ASSIGNMENT
Search the material below for the string "gmail" and extract each line that has it.

┌──

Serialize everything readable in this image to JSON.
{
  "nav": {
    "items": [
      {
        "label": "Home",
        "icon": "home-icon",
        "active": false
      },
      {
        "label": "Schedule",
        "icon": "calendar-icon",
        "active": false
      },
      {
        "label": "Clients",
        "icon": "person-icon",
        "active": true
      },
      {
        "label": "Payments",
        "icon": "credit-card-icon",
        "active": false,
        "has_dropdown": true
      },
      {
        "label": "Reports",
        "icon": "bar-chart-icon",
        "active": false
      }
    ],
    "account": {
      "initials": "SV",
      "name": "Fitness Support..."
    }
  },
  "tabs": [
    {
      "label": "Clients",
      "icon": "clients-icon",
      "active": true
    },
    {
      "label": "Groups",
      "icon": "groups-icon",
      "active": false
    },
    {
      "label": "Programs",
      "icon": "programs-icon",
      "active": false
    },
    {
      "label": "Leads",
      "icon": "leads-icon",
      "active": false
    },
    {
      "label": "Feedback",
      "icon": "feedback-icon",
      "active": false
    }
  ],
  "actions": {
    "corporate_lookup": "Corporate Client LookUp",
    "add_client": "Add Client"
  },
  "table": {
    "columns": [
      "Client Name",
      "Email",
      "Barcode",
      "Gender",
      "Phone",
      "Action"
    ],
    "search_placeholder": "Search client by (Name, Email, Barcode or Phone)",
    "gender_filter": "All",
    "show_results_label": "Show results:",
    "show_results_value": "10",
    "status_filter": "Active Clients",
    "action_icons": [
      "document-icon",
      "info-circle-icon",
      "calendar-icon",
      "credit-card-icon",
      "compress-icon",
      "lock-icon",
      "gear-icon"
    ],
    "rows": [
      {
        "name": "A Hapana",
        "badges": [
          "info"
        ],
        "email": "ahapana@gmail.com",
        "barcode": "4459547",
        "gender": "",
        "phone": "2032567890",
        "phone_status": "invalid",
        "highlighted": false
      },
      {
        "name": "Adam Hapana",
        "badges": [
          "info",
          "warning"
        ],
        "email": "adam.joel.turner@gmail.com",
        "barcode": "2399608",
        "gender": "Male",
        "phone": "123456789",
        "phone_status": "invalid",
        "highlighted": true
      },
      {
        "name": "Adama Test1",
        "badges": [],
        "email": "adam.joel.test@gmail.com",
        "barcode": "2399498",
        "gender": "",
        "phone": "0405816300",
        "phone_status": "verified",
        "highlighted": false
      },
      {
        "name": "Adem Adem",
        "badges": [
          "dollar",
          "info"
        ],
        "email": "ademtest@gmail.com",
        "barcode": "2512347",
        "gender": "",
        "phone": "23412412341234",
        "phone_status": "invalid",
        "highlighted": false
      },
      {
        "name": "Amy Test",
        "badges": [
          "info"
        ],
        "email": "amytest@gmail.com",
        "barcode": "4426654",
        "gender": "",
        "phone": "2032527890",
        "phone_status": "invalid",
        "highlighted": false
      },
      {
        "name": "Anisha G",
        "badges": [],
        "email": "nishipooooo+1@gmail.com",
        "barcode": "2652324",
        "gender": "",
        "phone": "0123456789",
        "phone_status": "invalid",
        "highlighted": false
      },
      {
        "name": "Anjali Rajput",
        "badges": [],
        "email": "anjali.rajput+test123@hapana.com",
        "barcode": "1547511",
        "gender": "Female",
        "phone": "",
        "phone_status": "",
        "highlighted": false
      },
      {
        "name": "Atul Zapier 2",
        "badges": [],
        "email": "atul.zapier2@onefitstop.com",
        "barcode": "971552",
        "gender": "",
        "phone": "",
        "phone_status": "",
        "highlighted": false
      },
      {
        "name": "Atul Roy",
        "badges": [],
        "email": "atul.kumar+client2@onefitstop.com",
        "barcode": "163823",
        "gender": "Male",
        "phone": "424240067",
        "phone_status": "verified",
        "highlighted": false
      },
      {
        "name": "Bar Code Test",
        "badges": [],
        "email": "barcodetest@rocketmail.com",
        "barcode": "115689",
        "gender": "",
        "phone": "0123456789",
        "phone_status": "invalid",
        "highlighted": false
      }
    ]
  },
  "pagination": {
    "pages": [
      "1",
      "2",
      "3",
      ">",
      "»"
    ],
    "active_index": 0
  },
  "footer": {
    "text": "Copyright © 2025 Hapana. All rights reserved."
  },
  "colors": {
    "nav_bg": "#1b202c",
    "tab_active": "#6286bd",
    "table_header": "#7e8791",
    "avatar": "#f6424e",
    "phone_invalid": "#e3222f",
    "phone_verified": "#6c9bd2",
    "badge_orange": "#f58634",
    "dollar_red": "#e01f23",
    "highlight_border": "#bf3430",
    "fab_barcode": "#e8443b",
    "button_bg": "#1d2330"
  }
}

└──

ANSWER SECTION
        "email": "ahapana@gmail.com",
        "email": "adam.joel.turner@gmail.com",
        "email": "adam.joel.test@gmail.com",
        "email": "ademtest@gmail.com",
        "email": "amytest@gmail.com",
        "email": "nishipooooo+1@gmail.com",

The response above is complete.